The young ladies’ progress was stopped at the busiest crossroads in Bath. Every day parties of ladies out on important tasks like buying cakes, trying on hats, or even (as in the present case) searching the roads for two young men, were held up by the traffic at this corner.
‘We shall be kept here for a terribly long time,’ Isabella complained. ‘Look at this carriage coming towards us. What dangerous driving!’ But Isabella’s attitude changed when she looked again. ‘How delightful! It is Mr Morland and my brother!’
‘Good heavens! It is James!’ uttered Catherine when she saw her blond, blue-eyed brother.
John Thorpe and James Morland got out of their carriage, and although Catherine was totally surprised by the arrival of her brother, she greeted him with the most sincere pleasure. James could not say much to his sister for the moment because Miss Thorpe clearly intended to gain his attention with her flirtatious eyes and sweet smiles. James responded to Isabella with a mixture of joy and embarrassment which, if she had been more of an expert in matters of the heart, might have given Catherine a clue to the reason for her brother’s visit.
John Thorpe, a rather fat young man of medium height with a plain face and ungraceful style, immediately claimed everyone’s attention. Looking at his watch, he shouted, ‘Twenty-five miles from Tetbury to Bath in two and a half hours! We left Tetbury as the town clock struck eleven.’
‘You have lost an hour, John,’ James Morland corrected him. We left the inn at Tetbury at ten o’clock.’
‘Miss Morland, your brother is dreaming. My horse could never take over three hours for such a journey. And have you noticed my carriage? I just gave fifty pounds for it to a friend at Oxford. Now, lead the way to Mother’s lodgings, Isabella.’ Isabella was so happy to take James’s arm and when they passed the two offensive young men from the Pump Room, she only looked back at them three times.
Mr Thorpe accompanied Catherine, and no sooner had they begun their walk than he started to talk about his superior carriage again.
‘Do you like an open carriage, Miss Morland?’
‘Very much, but I have few opportunities of being in one.’
‘I shall drive you to Lansdown Hill tomorrow, and I shall take you out in my carriage every day that I am in Bath.’
Catherine was not sure if this was an appropriate arrangement, but she said, ‘Thank you, but won’t your horse need a rest?’

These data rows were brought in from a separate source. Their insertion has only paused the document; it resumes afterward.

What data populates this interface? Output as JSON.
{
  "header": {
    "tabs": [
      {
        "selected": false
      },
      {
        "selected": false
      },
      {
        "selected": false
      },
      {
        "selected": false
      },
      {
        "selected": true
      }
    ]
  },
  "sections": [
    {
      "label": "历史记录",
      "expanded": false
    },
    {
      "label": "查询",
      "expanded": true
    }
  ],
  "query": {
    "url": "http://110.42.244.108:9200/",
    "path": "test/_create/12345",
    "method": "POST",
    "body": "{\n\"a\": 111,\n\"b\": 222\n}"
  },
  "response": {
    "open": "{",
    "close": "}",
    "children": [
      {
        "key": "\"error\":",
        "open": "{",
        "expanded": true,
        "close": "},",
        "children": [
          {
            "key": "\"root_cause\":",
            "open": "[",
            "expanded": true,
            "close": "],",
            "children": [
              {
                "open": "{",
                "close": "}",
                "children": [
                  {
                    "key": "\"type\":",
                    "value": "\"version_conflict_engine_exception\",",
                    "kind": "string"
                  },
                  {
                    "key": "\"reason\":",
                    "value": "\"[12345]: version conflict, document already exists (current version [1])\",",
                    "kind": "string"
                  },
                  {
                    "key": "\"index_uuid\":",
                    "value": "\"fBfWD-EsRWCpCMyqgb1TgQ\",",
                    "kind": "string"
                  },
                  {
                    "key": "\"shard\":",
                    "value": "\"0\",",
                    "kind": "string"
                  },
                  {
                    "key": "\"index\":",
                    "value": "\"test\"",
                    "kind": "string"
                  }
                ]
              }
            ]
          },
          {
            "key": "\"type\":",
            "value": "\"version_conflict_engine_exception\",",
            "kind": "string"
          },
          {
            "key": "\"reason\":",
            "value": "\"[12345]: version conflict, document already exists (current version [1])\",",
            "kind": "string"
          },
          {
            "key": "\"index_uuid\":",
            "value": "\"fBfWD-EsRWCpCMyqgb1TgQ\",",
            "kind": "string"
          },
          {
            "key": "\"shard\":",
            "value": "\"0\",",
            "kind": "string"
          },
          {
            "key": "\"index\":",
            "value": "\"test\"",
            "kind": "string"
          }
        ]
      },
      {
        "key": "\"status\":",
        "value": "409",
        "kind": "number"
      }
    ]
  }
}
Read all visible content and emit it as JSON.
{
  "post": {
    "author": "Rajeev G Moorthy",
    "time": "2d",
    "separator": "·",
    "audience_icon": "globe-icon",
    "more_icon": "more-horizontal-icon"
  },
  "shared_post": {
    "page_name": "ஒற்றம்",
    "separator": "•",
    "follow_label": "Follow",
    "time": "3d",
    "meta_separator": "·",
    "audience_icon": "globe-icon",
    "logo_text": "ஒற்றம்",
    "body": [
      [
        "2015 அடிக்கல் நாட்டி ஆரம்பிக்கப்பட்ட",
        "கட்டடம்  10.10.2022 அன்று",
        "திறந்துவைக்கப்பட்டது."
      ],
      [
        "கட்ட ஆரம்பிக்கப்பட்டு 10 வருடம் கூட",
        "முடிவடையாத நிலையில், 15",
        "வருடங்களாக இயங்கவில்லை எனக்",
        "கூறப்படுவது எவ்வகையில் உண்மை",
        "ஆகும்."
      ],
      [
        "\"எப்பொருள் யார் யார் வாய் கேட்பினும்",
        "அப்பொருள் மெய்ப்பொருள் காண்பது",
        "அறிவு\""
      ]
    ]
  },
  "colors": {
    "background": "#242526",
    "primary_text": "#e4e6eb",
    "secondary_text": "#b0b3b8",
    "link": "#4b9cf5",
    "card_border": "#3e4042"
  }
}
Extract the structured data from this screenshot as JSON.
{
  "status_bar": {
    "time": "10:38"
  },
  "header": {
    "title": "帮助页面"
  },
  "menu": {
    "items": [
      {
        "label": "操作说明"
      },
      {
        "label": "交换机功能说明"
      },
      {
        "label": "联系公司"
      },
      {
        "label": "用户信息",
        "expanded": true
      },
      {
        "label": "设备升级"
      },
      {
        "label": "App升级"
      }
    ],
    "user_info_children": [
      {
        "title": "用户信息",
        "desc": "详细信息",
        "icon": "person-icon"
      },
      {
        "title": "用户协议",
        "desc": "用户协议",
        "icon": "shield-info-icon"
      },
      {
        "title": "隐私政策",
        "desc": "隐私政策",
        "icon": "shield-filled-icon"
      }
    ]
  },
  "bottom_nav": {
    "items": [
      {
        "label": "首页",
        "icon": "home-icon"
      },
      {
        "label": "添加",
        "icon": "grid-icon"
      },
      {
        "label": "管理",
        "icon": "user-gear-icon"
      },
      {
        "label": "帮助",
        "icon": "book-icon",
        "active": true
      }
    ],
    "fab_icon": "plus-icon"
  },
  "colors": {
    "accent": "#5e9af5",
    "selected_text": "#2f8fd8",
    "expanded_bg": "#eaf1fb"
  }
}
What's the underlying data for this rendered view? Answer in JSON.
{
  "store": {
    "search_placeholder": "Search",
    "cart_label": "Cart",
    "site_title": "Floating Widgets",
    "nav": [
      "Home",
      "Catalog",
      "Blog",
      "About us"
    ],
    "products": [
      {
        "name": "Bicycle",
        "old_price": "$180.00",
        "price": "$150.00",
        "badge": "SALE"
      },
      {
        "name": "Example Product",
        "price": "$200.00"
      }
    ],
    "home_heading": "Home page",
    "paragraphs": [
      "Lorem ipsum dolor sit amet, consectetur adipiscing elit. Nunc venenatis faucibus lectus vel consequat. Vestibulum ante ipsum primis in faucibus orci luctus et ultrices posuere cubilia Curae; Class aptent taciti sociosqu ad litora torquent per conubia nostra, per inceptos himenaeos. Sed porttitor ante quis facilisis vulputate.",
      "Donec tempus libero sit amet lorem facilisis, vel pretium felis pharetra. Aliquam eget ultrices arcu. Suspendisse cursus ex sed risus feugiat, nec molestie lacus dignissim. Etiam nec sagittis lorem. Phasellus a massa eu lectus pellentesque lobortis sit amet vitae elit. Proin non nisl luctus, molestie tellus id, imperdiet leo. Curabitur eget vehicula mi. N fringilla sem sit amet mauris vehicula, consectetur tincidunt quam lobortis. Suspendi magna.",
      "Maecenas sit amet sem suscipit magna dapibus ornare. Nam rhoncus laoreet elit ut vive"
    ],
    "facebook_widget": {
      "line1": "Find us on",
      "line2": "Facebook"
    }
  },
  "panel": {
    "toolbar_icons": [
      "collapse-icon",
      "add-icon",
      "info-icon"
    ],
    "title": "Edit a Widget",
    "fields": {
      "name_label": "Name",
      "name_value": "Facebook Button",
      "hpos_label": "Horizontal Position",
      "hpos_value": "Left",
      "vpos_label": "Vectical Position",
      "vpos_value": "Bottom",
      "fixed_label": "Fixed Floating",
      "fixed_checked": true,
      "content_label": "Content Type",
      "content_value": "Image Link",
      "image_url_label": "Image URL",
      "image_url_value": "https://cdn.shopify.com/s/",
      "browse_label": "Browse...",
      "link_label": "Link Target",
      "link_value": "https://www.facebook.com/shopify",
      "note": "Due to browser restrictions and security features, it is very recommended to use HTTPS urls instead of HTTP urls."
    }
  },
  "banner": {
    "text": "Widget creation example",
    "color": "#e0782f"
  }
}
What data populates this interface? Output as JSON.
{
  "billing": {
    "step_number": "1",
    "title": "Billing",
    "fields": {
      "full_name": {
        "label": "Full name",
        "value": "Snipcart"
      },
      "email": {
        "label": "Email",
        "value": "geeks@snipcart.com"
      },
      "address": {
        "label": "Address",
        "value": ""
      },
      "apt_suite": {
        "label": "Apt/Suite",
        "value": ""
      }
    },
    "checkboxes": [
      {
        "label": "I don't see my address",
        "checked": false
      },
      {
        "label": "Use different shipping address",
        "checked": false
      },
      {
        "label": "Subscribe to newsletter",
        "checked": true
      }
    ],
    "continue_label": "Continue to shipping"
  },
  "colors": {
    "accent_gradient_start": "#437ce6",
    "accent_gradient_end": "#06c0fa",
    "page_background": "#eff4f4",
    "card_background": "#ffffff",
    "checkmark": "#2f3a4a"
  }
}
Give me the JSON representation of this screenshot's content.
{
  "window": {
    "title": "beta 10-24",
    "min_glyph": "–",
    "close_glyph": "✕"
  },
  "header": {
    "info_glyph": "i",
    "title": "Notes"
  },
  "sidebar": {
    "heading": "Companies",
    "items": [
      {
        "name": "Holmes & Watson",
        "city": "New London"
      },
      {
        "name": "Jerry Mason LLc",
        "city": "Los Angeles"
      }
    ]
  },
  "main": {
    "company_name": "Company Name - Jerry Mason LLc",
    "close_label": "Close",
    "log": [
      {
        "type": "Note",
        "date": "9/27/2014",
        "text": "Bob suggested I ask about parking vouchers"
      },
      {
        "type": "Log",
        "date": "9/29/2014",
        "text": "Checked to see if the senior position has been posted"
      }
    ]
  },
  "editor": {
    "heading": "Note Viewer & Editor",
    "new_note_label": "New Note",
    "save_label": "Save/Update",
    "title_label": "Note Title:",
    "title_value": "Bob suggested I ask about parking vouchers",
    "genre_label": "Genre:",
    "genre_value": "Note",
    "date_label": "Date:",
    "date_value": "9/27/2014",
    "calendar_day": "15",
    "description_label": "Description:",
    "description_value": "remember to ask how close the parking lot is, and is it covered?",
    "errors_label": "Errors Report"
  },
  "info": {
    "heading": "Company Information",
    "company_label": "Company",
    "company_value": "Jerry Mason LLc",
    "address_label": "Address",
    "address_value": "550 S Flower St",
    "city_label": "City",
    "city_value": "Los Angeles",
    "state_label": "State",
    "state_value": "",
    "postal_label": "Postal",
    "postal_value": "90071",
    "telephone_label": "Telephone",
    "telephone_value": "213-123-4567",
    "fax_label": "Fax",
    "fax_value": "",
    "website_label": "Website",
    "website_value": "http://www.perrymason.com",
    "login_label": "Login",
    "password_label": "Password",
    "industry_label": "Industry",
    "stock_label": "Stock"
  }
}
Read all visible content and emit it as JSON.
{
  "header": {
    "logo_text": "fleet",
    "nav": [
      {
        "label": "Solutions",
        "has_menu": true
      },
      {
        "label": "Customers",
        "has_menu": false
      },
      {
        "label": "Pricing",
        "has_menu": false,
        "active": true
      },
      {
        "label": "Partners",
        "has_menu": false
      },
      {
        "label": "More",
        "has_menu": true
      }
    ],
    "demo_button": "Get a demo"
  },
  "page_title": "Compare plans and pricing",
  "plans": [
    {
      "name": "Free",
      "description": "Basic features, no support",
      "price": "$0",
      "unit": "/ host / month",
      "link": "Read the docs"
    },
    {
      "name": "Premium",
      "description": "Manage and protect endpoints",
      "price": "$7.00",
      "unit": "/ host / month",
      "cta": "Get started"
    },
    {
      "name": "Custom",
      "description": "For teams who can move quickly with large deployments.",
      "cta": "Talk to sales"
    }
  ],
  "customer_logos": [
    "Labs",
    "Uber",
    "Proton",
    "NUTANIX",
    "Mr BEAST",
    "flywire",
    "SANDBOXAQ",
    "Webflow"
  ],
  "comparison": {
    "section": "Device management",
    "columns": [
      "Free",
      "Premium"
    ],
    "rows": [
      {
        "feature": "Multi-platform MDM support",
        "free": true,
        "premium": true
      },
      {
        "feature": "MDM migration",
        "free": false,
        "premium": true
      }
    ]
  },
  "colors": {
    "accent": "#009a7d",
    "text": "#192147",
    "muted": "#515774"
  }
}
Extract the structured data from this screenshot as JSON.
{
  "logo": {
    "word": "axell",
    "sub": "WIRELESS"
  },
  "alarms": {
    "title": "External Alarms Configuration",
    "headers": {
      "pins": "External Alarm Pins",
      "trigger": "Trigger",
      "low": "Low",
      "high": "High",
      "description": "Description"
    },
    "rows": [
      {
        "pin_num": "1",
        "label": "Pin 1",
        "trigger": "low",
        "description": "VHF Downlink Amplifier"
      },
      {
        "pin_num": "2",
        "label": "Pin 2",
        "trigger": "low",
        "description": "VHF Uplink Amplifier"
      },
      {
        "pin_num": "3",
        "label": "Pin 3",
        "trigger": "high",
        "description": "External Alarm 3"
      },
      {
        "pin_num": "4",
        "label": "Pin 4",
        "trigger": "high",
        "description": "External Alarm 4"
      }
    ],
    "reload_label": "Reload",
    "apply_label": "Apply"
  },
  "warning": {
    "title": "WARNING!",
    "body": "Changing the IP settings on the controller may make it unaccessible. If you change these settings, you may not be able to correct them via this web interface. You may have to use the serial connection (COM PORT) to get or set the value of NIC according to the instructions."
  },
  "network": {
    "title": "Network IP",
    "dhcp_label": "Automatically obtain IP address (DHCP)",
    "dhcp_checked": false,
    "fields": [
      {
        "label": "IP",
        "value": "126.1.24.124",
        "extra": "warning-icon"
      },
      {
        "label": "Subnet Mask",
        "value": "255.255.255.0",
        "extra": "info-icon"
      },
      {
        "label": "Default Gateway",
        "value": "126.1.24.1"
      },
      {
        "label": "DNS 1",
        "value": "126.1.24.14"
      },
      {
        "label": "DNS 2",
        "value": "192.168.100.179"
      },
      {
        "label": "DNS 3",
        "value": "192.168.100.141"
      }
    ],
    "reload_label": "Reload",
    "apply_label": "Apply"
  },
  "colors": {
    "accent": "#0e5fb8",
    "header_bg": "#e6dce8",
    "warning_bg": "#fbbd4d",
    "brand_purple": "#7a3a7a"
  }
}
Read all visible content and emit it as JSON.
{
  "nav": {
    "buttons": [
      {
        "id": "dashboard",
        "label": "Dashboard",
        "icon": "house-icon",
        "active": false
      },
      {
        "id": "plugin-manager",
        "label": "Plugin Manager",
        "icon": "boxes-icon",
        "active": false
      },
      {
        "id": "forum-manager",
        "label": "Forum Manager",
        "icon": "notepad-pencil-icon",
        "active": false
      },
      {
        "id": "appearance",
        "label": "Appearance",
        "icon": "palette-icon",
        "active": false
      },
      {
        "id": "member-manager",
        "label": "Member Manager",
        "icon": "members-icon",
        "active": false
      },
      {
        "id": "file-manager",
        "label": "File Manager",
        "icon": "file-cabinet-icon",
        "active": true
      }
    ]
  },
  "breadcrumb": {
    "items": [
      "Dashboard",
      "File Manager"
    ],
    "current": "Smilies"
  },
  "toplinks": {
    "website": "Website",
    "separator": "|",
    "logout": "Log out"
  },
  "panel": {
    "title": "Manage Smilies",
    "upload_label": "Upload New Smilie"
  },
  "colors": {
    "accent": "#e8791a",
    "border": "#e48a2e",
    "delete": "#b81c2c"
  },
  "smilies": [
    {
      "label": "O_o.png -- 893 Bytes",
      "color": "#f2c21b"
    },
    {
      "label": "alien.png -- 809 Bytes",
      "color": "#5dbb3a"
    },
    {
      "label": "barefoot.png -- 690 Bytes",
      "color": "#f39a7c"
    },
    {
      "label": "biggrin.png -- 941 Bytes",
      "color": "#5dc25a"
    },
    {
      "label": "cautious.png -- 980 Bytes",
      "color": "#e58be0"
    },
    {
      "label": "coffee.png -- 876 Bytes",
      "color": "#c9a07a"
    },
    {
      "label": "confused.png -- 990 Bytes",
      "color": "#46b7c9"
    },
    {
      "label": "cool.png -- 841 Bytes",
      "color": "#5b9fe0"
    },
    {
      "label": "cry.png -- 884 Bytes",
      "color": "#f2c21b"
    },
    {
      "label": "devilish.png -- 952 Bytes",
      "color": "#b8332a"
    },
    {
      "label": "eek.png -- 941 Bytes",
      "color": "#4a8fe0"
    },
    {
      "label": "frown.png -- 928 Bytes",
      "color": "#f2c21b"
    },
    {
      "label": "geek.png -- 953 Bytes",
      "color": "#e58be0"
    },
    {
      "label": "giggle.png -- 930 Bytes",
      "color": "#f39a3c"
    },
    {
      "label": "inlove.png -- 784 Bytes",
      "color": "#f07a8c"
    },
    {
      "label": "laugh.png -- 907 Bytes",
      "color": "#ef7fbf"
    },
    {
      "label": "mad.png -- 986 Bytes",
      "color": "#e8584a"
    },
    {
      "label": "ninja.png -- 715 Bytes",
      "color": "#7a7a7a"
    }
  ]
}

‘Never! That horse has only covered twenty-five miles today. Too much rest ruins a good horse. I am an expert on horses and tomorrow you and I will drive to Lansdown, Miss Morland.’ Isabella was listening to her brother and turned and said, ‘And what about me?’
‘Isabella, I did not come to Bath to drive my sisters around, especially not those two ugly younger ones. Anyway, Morland must take care of you.’ And turning towards Catherine, he said, ‘Miss Morland, let us be dance partners this evening. It is always good to get these annoying arrangements out of the way.’
After getting her agreement, Mr Thorpe seemed to give up chatting with Catherine. Instead, he made comments to her about the appearance of every woman they passed. Some he said were pretty, some fat, some old, some almost handsome. Although Catherine was very inexperienced, she doubted if Mr Thorpe was behaving very politely, so she tried to change the direction of his comments.
‘Have you ever read Udolpho, Mr Thorpe?’
‘Lord, no! There has not been a good novel since Tom Jones.’
‘You might like Udolpho; it is so interesting,’ said Catherine.
‘No, if I read any, it will be one of Mrs Radcliff’s; she knows something about real life,’ said Mr Thorpe confidently.
Catherine did not want to embarrass Mr Thorpe, but she had to say, ‘Udolpho was written by Mrs Radcliff.’
‘Was it? Oh, yes,’ Mr Thorpe replied. ‘I was thinking of that other stupid book by that woman who married a foreigner. Keep away from anything she has written.’
Once again Catherine felt that she had misunderstood the reasoning behind someone’s opinions.
When James Morland visited his sister and Mr and Mrs Allen at their lodgings later that afternoon, he asked, ‘Well, Catherine, how do you like my friend Thorpe?’
If John Thorpe had had no connection to her brother or to her new friend, and if there had been no invitations for carriage rides and dance partners, Catherine would have said, ‘I do not like him at all.’ But under the present circumstances, she said, ‘I like him very much; he seems very agreeable.’
‘He is a good-natured fellow. Perhaps a little too full of opinions sometimes, but you girls like that in a gentleman, don’t you? And how do you like the rest of the family?’
‘Oh, very much, especially Isabella,’ Catherine said happily.
‘I am very glad to hear you say that,’ said James. ‘She has so much good sense and is so friendly and kind. Since I met her, I have wanted you to meet her and now I learn that she already has a very high opinion of you. I am sure you may be very proud of receiving praise from a girl like Miss Thorpe. And I am sure she is greatly admired in a place like Bath, isn’t she?’